Open Burning

Open burning or backyard burning is illegal across Campbelltown City

Open burning or “backyard burning” is illegal across the Campbelltown Local Government Area (LGA), including all rural areas and is regulated across NSW by the Protection of the Environment Operations (Clean Air) Regulation 2022.

The intention of the Regulation is to minimise air pollution associated with burning. Smoke from burning wood, rubbish and vegetation in open fires and incinerators can contribute to excessive levels of fine particles in the air, which are known to increase the incidence of respiratory diseases and can also create a nuisance to your neighbours.

Backyard burning and unauthorised incineration are prohibited at all times in all council areas in the Sydney, Wollongong and Newcastle regions, and in other NSW council areas listed in Schedule 1 of the Clean Air Regulation.

When can fires be lit outside?

To protect the environment and your health, there are only certain situations when fires can be lit outside in NSW. These include:

  • To cook a barbecue in the open
  • Maintain or use a fire for recreational purposes, such as camping, picnicking, scouting
  • Eligible hazard reduction work
  • Some agricultural purposes
  • Authorised fire-fighting training.

Backyard fire pits

You do not need Council approval for a backyard fire pit in the local government area.

Whilst fire pits are not specifically listed in the Protection of the Environment Operations (Clean Air) Regulation, they are concerned as 'similar outdoor activities'. 

Fire pits must only use dry seasoned wood, liquid petroleum gas (LPG), natural gas or preparatory barbecue fuel (including a small quantity of fire starter). Anything else that causes excessive smoke is not allowed. 

Council can take action if fire pits produce excessive smoke for the surrounding residents. 

Refer to the NSW Rural Fires Service Lighting a fire - Quick Facts (PDF) for an overview of days and your responsibilities when lighting a fire.

Before you light that fire (PDF) provides advice for landowners that are planning to burn vegetation on their property.

How you can help to reduce fire and smoke nuisances

  • Only burn clean, dry, non-toxic and combustible material that does not cause smoke
  • Do not light a fire if there is a declared fire ban or fire emergency
  • Don't burn wet and green vegetation, as it causes excessive smoke
  • Make sure you have fire-fighting equipment on the property
  • Make sure you put the fire out with water when you have finished burning
  • Use our Green Waste Services to recycle, reuse or compost waste in preference to burning
  • Take large branches or trees to the tip
  • Need assistance with pruning/removal/branch collection of trees, visit our Tree Management section.

My neighbour is creating a smoke issue. What can I do?

Talk to your neighbour about what concerns you may have or ask for suggestions to solve the problem. Solutions can often be found which satisfy everyone.

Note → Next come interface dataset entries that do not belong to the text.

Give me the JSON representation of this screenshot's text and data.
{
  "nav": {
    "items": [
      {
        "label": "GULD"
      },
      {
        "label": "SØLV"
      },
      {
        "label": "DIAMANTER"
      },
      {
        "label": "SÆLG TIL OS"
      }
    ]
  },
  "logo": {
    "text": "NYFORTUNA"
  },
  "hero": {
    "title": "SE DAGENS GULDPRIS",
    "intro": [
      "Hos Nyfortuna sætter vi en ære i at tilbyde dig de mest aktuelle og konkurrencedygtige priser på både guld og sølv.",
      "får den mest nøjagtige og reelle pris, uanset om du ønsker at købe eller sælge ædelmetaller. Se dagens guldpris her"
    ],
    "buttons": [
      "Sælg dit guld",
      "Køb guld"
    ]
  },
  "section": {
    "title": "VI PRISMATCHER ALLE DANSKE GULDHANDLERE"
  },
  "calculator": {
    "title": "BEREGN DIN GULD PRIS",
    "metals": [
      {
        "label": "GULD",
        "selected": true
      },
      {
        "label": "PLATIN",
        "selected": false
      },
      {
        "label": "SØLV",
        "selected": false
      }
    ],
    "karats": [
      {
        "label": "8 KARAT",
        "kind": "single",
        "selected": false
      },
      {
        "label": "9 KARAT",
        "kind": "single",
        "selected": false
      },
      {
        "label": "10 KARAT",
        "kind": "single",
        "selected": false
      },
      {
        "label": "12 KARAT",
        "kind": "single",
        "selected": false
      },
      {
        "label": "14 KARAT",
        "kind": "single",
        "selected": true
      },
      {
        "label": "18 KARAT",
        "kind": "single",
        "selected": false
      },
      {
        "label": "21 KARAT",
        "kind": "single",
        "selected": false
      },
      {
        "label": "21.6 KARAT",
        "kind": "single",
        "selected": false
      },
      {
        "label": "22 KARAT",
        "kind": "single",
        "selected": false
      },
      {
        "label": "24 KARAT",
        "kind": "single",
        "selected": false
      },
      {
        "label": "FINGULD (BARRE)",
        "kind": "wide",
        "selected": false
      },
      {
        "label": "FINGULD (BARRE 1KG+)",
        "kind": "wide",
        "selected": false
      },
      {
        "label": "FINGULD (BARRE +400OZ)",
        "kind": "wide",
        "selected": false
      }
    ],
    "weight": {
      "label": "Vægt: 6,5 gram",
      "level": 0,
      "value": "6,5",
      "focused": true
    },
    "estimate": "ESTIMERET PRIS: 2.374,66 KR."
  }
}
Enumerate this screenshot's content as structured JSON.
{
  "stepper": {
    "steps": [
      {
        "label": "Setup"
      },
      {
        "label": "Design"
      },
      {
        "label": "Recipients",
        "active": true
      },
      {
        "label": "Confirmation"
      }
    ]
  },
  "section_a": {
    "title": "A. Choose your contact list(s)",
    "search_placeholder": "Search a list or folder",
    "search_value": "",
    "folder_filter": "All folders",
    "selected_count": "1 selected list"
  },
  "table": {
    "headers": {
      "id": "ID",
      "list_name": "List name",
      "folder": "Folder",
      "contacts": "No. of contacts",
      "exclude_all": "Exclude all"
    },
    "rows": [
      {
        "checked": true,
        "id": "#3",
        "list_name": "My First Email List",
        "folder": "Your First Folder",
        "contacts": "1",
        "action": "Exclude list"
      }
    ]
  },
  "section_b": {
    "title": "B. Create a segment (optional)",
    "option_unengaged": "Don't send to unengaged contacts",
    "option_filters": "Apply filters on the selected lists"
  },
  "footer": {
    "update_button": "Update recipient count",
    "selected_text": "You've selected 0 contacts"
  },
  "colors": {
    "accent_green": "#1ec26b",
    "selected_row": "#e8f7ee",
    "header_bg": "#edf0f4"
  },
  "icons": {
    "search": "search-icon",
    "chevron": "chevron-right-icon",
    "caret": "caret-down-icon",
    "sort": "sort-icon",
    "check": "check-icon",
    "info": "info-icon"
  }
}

When resolution to the problem has not been, or is unlikely to be successful, you can:

More information on Open Burning - reducing air pollution from fires is available on the NSW EPA website.